Opinion Op Ed 29 Jun 2020 Monitoring federal r ...

Monitoring federal reforms through fiscal grants

Published Jun 29, 2020, 7:02 pm IST
Updated Jun 29, 2020, 7:14 pm IST
Under the Aatma Nirbhar Bharat Mission, the borrowing limit for states has been increased from 3% to 5% for just the year 2020-21
Indian Finance Minister, Nirmala Sitharaman (PTI)
 Indian Finance Minister, Nirmala Sitharaman (PTI)

As a union of diverse states, a federal polity is India’s innate socioeconomic strength. To draw an analogy, India is like a business conglomerate with diverse horizontal and vertical product lines.

I draw this analogy in light of the recent reforms that seek to redefine the borrowing limits of the states from the Centre.


With a set of reforms laid out for states to implement, we will see the emergence of innovative ideas, discovery of best practices and emergence of leadership. The economic challenges posed by novel Covid-19 virus are unavoidable.

After revenue from economic activities came to a grinding halt and expenses increased with states having to shore up public healthcare, provide rations and maintain strict law and order to contain the pandemic, several states reached out to the Centre.

Admittedly this is no time for fiscal austerity.However, this is certainly the time to start building a sturdy system that is equipped to face the forthcoming challenges.


Under the Aatma Nirbhar Bharat Mission, the borrowing limit for states has been increased from 3% to 5% for just the year 2020-21; Of this 2% increase, 0.5% is unconditional, 1% is linked to four reform areas equally i.e. 0.25% for each reform while the remaining 0.5% is linked to achieving milestones on at least three or four reforms.

Considering the financial position of most states has been collapsing, this is a good step taken by the Government where incentives reform and perform are being created; and therefore, this provision should certainly not be restricted to 2020-21,instead be expanded and developed into a comprehensive appraisal tool to measure the performance of states.


Broaden the spectrum of reforms

Currently, universalisation of ‘One Nation One Ration card’, Ease of Doing Business, power distribution and urban local body revenues are listed as the expected result areas.

In line with politics of development, the centre needs to assess performance of subjects on the State List and create incentives to alleviate the status of social indicators like health, education, law and order and employment.

There is room for criticism as this may be seen as political overreach dilution of autonomy of states; however, since this is a loan that the State can avail and not a defrayable grant, the argument of misgiving will not hold water.


For example, implementation of Ayushman Bharat, a step towards providing healthcare (initiated by the Centre) needs to be assessed beyond just the implementation phase.

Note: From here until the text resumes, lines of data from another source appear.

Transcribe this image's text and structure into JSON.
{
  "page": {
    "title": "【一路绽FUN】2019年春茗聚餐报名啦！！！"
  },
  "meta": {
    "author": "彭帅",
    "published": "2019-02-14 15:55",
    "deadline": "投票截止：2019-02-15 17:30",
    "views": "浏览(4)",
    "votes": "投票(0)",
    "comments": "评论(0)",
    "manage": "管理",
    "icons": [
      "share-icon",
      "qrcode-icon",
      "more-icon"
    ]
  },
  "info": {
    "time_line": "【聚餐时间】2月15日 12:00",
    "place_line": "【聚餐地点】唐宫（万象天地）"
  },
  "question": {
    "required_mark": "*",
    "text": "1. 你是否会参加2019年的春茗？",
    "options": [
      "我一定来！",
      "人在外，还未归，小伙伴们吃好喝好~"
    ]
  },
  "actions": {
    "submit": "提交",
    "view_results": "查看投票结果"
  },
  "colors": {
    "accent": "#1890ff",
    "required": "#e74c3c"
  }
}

Audits to grade public healthcare facilities, infrastructure, technology etc will invigorate the federal competition and higher efficiency.

Similarly, police reforms have been in the waiting in certain States, despite the high perception value.

Monitoring will be critical in these exercises; but as we move towards next phase of growth driven by inclusive development, data collection has to be given foremost importance.


Conditional grants, not gift packages

Several attempts to narrow regional imbalances have left us wanting primarily. Despite several packages announced for states, poor monitoring of usage of those funds to deliver espoused results has been an undebatable shortcoming. To be eligible for grants, State proposals need to feasible, not just popular.

For every tranche of grant released, the State needs to fulfil minimum implementation milestones tagged with the previous tranche. The success story of connecting the Northeast with the rest of the country is an example of how goals need to be quantified scientifically for time-bound outcome.


For example, when a state submits a grant proposal for infrastructure, complete details of planned assets needs to be submitted to ensure the grant will not be utilised for development of politically significant regions, retaining the development deficit.

Freezing a formula for State level grants and applying that across board will not be the best suited approach, once again reminding us that that regional imbalance cannot be addressed by an aggregate approach.

Under NaMo 1.0 India multiple schemes for overall socio-economic well-being of citizens were launched and implemented. NaMo 2.0 needs to extend this intention to comprehensive development of regions.


Similar to the dashboard culture that this government has cultivated to ensure transparency and accountability, reporting of utilization of specific purpose transfers to states by the centre needs to begin.

To monitor the utilisation of grants and implementation of reforms that are needed to reduce regional imbalance, a dedicated institution is needed without disrupting the existing role of Ministry of Finance, which allocates the grants.

Invoking the Tinbergen’s assignment principle to (Kelkar 2019) it is suggested that an independent institution be established that suggests and monitors structural reforms. In addition, states also need to be equipped to raise funds for their development through municipal and district bonds.


If we are to grow bottom-up and leverage the depth of governance structures in India, we need to put top-down processes that will conjure trust of the common people.

As a Union of States, India needs to install a federal apparatus which grants autonomy to States but does not allow politics to conduct preferential development.